[What the exercise asks]: Copy the data below exactly.

◆ ◆ ◆ ◆ ◆ ◆ ◆

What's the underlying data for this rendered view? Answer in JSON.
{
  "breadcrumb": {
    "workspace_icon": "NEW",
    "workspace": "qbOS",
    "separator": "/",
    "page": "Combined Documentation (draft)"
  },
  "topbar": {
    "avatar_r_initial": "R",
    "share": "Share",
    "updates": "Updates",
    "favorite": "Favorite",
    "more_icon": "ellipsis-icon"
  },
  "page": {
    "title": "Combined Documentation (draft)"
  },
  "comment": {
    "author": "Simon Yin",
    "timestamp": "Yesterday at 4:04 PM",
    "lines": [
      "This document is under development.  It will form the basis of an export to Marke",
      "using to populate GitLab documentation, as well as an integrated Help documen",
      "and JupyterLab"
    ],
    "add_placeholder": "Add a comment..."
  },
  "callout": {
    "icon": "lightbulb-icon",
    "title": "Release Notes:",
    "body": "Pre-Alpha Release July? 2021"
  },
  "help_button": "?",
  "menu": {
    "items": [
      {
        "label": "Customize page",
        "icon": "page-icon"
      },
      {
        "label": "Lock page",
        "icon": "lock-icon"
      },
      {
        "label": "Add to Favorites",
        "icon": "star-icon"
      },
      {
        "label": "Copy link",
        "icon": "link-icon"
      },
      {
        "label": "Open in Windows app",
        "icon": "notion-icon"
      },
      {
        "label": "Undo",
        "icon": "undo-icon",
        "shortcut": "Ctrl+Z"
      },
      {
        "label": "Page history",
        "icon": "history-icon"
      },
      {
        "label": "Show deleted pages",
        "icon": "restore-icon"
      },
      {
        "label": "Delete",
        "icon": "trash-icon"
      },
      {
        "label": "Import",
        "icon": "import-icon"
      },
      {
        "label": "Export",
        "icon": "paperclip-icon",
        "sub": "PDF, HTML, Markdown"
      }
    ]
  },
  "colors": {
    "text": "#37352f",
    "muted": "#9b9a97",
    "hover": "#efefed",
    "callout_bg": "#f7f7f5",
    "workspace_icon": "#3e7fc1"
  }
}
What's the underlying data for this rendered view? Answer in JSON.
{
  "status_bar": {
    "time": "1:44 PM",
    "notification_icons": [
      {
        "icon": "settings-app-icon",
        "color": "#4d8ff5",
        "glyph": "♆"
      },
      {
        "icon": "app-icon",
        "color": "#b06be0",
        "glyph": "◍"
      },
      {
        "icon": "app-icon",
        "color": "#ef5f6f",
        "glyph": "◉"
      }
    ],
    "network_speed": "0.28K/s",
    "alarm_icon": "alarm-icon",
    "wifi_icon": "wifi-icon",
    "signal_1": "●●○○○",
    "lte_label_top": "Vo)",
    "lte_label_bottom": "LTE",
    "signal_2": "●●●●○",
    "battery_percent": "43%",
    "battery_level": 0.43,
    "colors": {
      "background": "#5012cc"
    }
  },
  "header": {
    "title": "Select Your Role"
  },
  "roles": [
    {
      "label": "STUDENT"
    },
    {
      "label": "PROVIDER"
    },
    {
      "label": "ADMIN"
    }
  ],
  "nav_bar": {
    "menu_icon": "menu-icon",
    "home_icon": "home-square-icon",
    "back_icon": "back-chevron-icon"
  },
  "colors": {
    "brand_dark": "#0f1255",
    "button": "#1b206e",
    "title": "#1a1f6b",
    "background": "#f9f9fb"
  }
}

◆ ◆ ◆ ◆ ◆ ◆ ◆

[Solution]:
What's the underlying data for this rendered view? Answer in JSON.
{
  "breadcrumb": {
    "workspace_icon": "NEW",
    "workspace": "qbOS",
    "separator": "/",
    "page": "Combined Documentation (draft)"
  },
  "topbar": {
    "avatar_r_initial": "R",
    "share": "Share",
    "updates": "Updates",
    "favorite": "Favorite",
    "more_icon": "ellipsis-icon"
  },
  "page": {
    "title": "Combined Documentation (draft)"
  },
  "comment": {
    "author": "Simon Yin",
    "timestamp": "Yesterday at 4:04 PM",
    "lines": [
      "This document is under development.  It will form the basis of an export to Marke",
      "using to populate GitLab documentation, as well as an integrated Help documen",
      "and JupyterLab"
    ],
    "add_placeholder": "Add a comment..."
  },
  "callout": {
    "icon": "lightbulb-icon",
    "title": "Release Notes:",
    "body": "Pre-Alpha Release July? 2021"
  },
  "help_button": "?",
  "menu": {
    "items": [
      {
        "label": "Customize page",
        "icon": "page-icon"
      },
      {
        "label": "Lock page",
        "icon": "lock-icon"
      },
      {
        "label": "Add to Favorites",
        "icon": "star-icon"
      },
      {
        "label": "Copy link",
        "icon": "link-icon"
      },
      {
        "label": "Open in Windows app",
        "icon": "notion-icon"
      },
      {
        "label": "Undo",
        "icon": "undo-icon",
        "shortcut": "Ctrl+Z"
      },
      {
        "label": "Page history",
        "icon": "history-icon"
      },
      {
        "label": "Show deleted pages",
        "icon": "restore-icon"
      },
      {
        "label": "Delete",
        "icon": "trash-icon"
      },
      {
        "label": "Import",
        "icon": "import-icon"
      },
      {
        "label": "Export",
        "icon": "paperclip-icon",
        "sub": "PDF, HTML, Markdown"
      }
    ]
  },
  "colors": {
    "text": "#37352f",
    "muted": "#9b9a97",
    "hover": "#efefed",
    "callout_bg": "#f7f7f5",
    "workspace_icon": "#3e7fc1"
  }
}
What's the underlying data for this rendered view? Answer in JSON.
{
  "status_bar": {
    "time": "1:44 PM",
    "notification_icons": [
      {
        "icon": "settings-app-icon",
        "color": "#4d8ff5",
        "glyph": "♆"
      },
      {
        "icon": "app-icon",
        "color": "#b06be0",
        "glyph": "◍"
      },
      {
        "icon": "app-icon",
        "color": "#ef5f6f",
        "glyph": "◉"
      }
    ],
    "network_speed": "0.28K/s",
    "alarm_icon": "alarm-icon",
    "wifi_icon": "wifi-icon",
    "signal_1": "●●○○○",
    "lte_label_top": "Vo)",
    "lte_label_bottom": "LTE",
    "signal_2": "●●●●○",
    "battery_percent": "43%",
    "battery_level": 0.43,
    "colors": {
      "background": "#5012cc"
    }
  },
  "header": {
    "title": "Select Your Role"
  },
  "roles": [
    {
      "label": "STUDENT"
    },
    {
      "label": "PROVIDER"
    },
    {
      "label": "ADMIN"
    }
  ],
  "nav_bar": {
    "menu_icon": "menu-icon",
    "home_icon": "home-square-icon",
    "back_icon": "back-chevron-icon"
  },
  "colors": {
    "brand_dark": "#0f1255",
    "button": "#1b206e",
    "title": "#1a1f6b",
    "background": "#f9f9fb"
  }
}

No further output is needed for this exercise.